I have to admit that when I hear the phrase “postmodern culture” especially in conjunction with the “emergent church,” my stomach clenches a bit. But I have loved Mary DeMuth’s perspective on parenting in her books Ordinary Mom, Extraordinary God (which I reviewed in our first 5 Minutes for Book column), and Building the Christian Family You Never Had, so I knew that I wanted to read her new book Authentic Parenting in a Postmodern Culture.
This book did not disappoint. My interview with Mary DeMuth that follows will hopefully give you more insight into her parenting philosophy as well as the term postmodern. Not everyone has adopted postmodern thinking, but it is something that will affect our children. It’s not (all) bad, just different. The term in itself is not a harmful one. Some of the ideas can be harmful within a Christian worldview, which is why it’s important to know more about it. After reading the book, I realize that my parenting has already embraced some of these changes (which is evidenced in something I recently wrote on my own blog about the role of children in Children Should Be Seen and Heard). I’m sure that if I keep my mind and heart open, I will continue to evolve with the culture in some ways, while remaining steadfast in areas which I know that the Lord would not want me to change or compromise.

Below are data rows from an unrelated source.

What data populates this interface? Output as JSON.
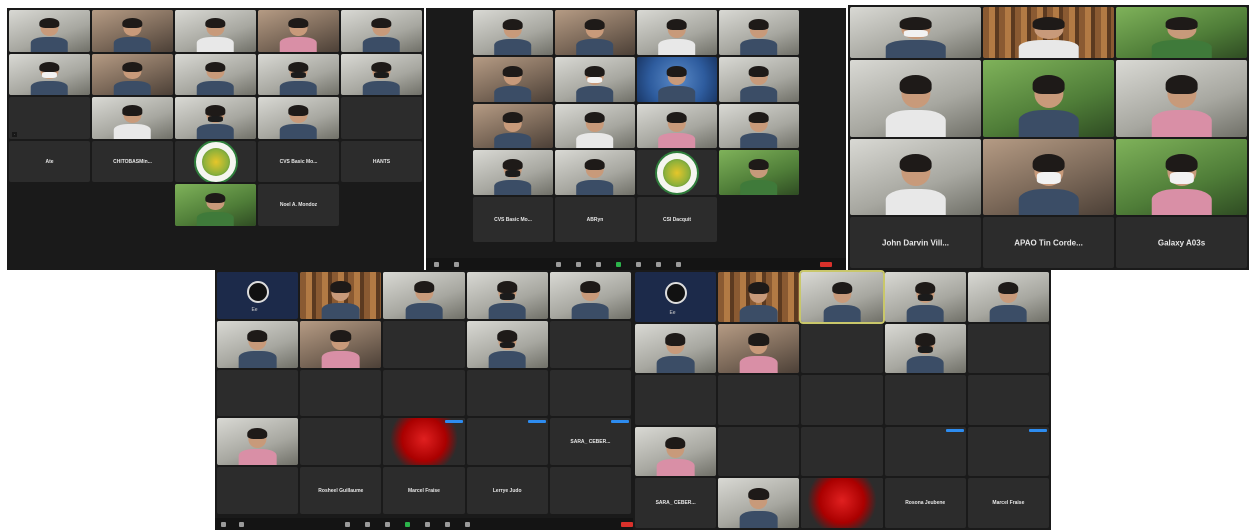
{
  "colors": {
    "meeting_bg": "#1a1a1a",
    "tile_empty": "#2c2c2c",
    "active_speaker": "#c9c76a",
    "end_button": "#d9312b",
    "unmute": "#2bb34a",
    "label_badge": "#2d8cf0"
  },
  "screenshot_1": {
    "names": {
      "mid_row_1": "Ate",
      "mid_row_2": "CHITOBASMin...",
      "mid_row_4": "CVS Basic Mo...",
      "mid_row_5": "HANTS",
      "bottom": "Noel A. Mondoz"
    }
  },
  "screenshot_2": {
    "names": {
      "bottom_1": "CVS Basic Mo...",
      "bottom_2": "ABRyn",
      "bottom_3": "CSI Dacquit"
    }
  },
  "screenshot_3": {
    "names": {
      "bottom_1": "John Darvin Vill...",
      "bottom_2": "APAO Tin Corde...",
      "bottom_3": "Galaxy A03s"
    }
  },
  "screenshot_4": {
    "names": {
      "obs_label": "Ee",
      "mid_row": "SARA_ CEBER...",
      "bottom_1": "Rosheel Guillaume",
      "bottom_2": "Marcel Fraise",
      "bottom_3": "Lerrye Judo"
    }
  },
  "screenshot_5": {
    "names": {
      "obs_label": "Ee",
      "bottom_1": "SARA_ CEBER...",
      "bottom_2": "Rosona Jeubene",
      "bottom_3": "Marcel Fraise"
    }
  }
}
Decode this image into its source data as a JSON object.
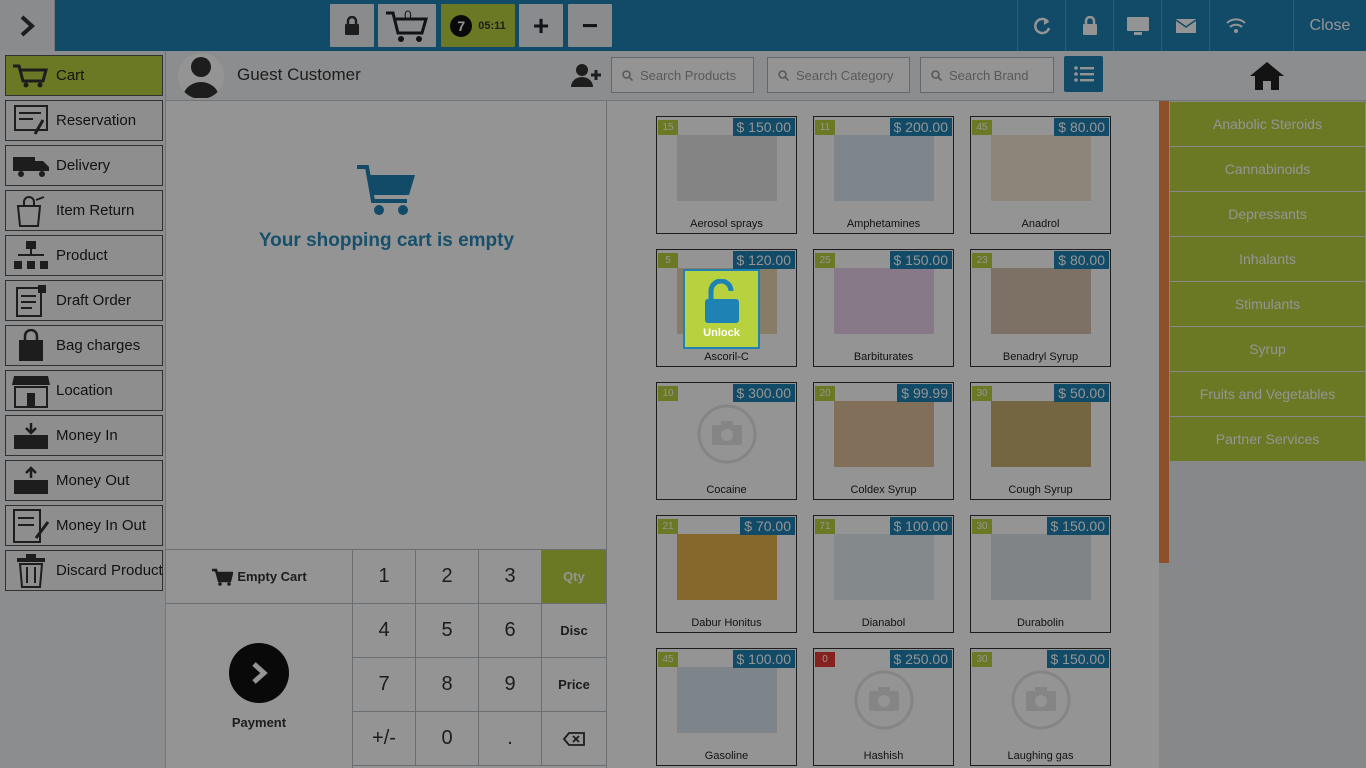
{
  "topbar": {
    "cart_count": "0",
    "timer_badge": "7",
    "timer": "05:11",
    "plus": "+",
    "minus": "−",
    "close": "Close"
  },
  "sidebar": {
    "items": [
      {
        "label": "Cart",
        "icon": "cart-icon",
        "active": true
      },
      {
        "label": "Reservation",
        "icon": "reservation-icon"
      },
      {
        "label": "Delivery",
        "icon": "delivery-truck-icon"
      },
      {
        "label": "Item Return",
        "icon": "item-return-icon"
      },
      {
        "label": "Product",
        "icon": "product-hierarchy-icon"
      },
      {
        "label": "Draft Order",
        "icon": "draft-order-icon"
      },
      {
        "label": "Bag charges",
        "icon": "bag-icon"
      },
      {
        "label": "Location",
        "icon": "store-location-icon"
      },
      {
        "label": "Money In",
        "icon": "money-in-icon"
      },
      {
        "label": "Money Out",
        "icon": "money-out-icon"
      },
      {
        "label": "Money In Out",
        "icon": "money-in-out-icon"
      },
      {
        "label": "Discard Product",
        "icon": "trash-icon"
      }
    ]
  },
  "customer": {
    "name": "Guest Customer"
  },
  "cart": {
    "empty_message": "Your shopping cart is empty"
  },
  "keypad": {
    "empty_cart": "Empty Cart",
    "payment": "Payment",
    "keys": [
      "1",
      "2",
      "3",
      "Qty",
      "4",
      "5",
      "6",
      "Disc",
      "7",
      "8",
      "9",
      "Price",
      "+/-",
      "0",
      ".",
      "⌫"
    ]
  },
  "search": {
    "products_placeholder": "Search Products",
    "category_placeholder": "Search Category",
    "brand_placeholder": "Search Brand"
  },
  "unlock": {
    "label": "Unlock"
  },
  "products": [
    {
      "name": "Aerosol sprays",
      "price": "$ 150.00",
      "stock": "15"
    },
    {
      "name": "Amphetamines",
      "price": "$ 200.00",
      "stock": "11"
    },
    {
      "name": "Anadrol",
      "price": "$ 80.00",
      "stock": "45"
    },
    {
      "name": "Ascoril-C",
      "price": "$ 120.00",
      "stock": "5"
    },
    {
      "name": "Barbiturates",
      "price": "$ 150.00",
      "stock": "25"
    },
    {
      "name": "Benadryl Syrup",
      "price": "$ 80.00",
      "stock": "23"
    },
    {
      "name": "Cocaine",
      "price": "$ 300.00",
      "stock": "10"
    },
    {
      "name": "Coldex Syrup",
      "price": "$ 99.99",
      "stock": "20"
    },
    {
      "name": "Cough Syrup",
      "price": "$ 50.00",
      "stock": "30"
    },
    {
      "name": "Dabur Honitus",
      "price": "$ 70.00",
      "stock": "21"
    },
    {
      "name": "Dianabol",
      "price": "$ 100.00",
      "stock": "71"
    },
    {
      "name": "Durabolin",
      "price": "$ 150.00",
      "stock": "30"
    },
    {
      "name": "Gasoline",
      "price": "$ 100.00",
      "stock": "45"
    },
    {
      "name": "Hashish",
      "price": "$ 250.00",
      "stock": "0"
    },
    {
      "name": "Laughing gas",
      "price": "$ 150.00",
      "stock": "30"
    }
  ],
  "categories": [
    "Anabolic Steroids",
    "Cannabinoids",
    "Depressants",
    "Inhalants",
    "Stimulants",
    "Syrup",
    "Fruits and Vegetables",
    "Partner Services"
  ],
  "colors": {
    "primary_blue": "#1e82b4",
    "accent_green": "#b8d13e",
    "stock_zero_red": "#e53935",
    "scroll_orange": "#f58a4b"
  }
}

JD: What does postmodern mean? And why should it matter to parents?
MD: Postmodernism is the waiting room between what used to be a modern worldview and what will be. According to several postmodern scholars, we’re in a shift right now, leaving modern ideas behind, but what we are shifting to is not yet fully defined. Postmoderns believe that rationalism and/or more education doesn’t necessarily create a better society. They typically don’t embrace the notion of absolute truth, though they reach for the transcendent. They are skeptical, and often question whether science is something to be embraced or feared.
The question for parents is how will we mine the current worldview, even as it shifts? What in it can we embrace as biblical? What is not biblical? What I’ve seen in the church is a fearful adherence to what is familiar. So we cling to modern ideas, even though they may not be biblical and shun postmodern ideas even when they might be biblical. Our children will meet this shifting worldview no matter what our opinion of it is.
JD: Does a cultural shift matter? What happens if we don’t change our perspective on parenting as the world around us has? What happens when we do?
The shift matters because our kids will face that world. The key is preparing them well. How? We have to understand the culture, even if it means going out of our comfort zone to figure it out. But, it’s not so scary. Maybe just think about it as the same-old, same-old generation gap. It will exist. We will view life differently. But we can still engage our children. The most important thing is to love your kids wildly, to provide a safe home where they can fall apart or rejoice, and to be available when they want to process.
If we stubbornly don’t change our perspective, we may see a rift in our relationship with our kids. Some worry if we capitulate to our culture, we’re giving in and becoming weak parents. I’m not talking about abdicating our role as parents and becoming chummy with our kids to be cool. I’m simply advocating parents try their darnedest to walk around in their kids shoes a bit, to understand their world. Maybe it really boils down to empathy.
JD: How can we as parents figure out what works best for us and our own children without worrying about what others think, if we might be going against the norm in our particular group?
MD: Oh that’s a hard one. Go to Jesus. Trust Him for your family. Rest in His direction. And let the naysayers say their naysaying. We got plenty of that when we put our kids directly into French schools. Believe me, it was agonizing. I’m still grieving that time. But it was the direction we felt the Lord leading us to go. We saw miracles. We saw our kids in perhaps the most difficult school situation in the world still learn to thrive. They clung to Jesus. Nothing, nothing, nothing can take that away from them. They learned that Jesus is near even in the most difficult situations.
JD: I love how you often admit to apologizing to your kids when you make a mistake. It’s something that I have to do often as well. Do you remember a change in your parenting theory that allowed you to do this, or was it always a part of your parenting style?
MD: I grew up in a home where nary an apology was uttered. This was crazy-making. I grew up with a terrible sense that I was what was wrong with the world. I determined to not continue that pattern. I want my children to know that I’m human, that they’re not always to blame, that mommies fail too. I also don’t want to show myself as perfect to my kids. Otherwise, why would I need Jesus? I don’t want them to think Christianity is a bunch of dos and don’ts. I want them to fall in love with Jesus. If they think it’s all about personal perfection, they just might miss Him.
The author has donated a copy of this book (for U.S. or Canadian addresses), so if you’d like to win, leave a comment by Friday.
Congrats to the winner of last week’s drawing for Fat Proof Your Family:
Michele at Life in the Old Pueblo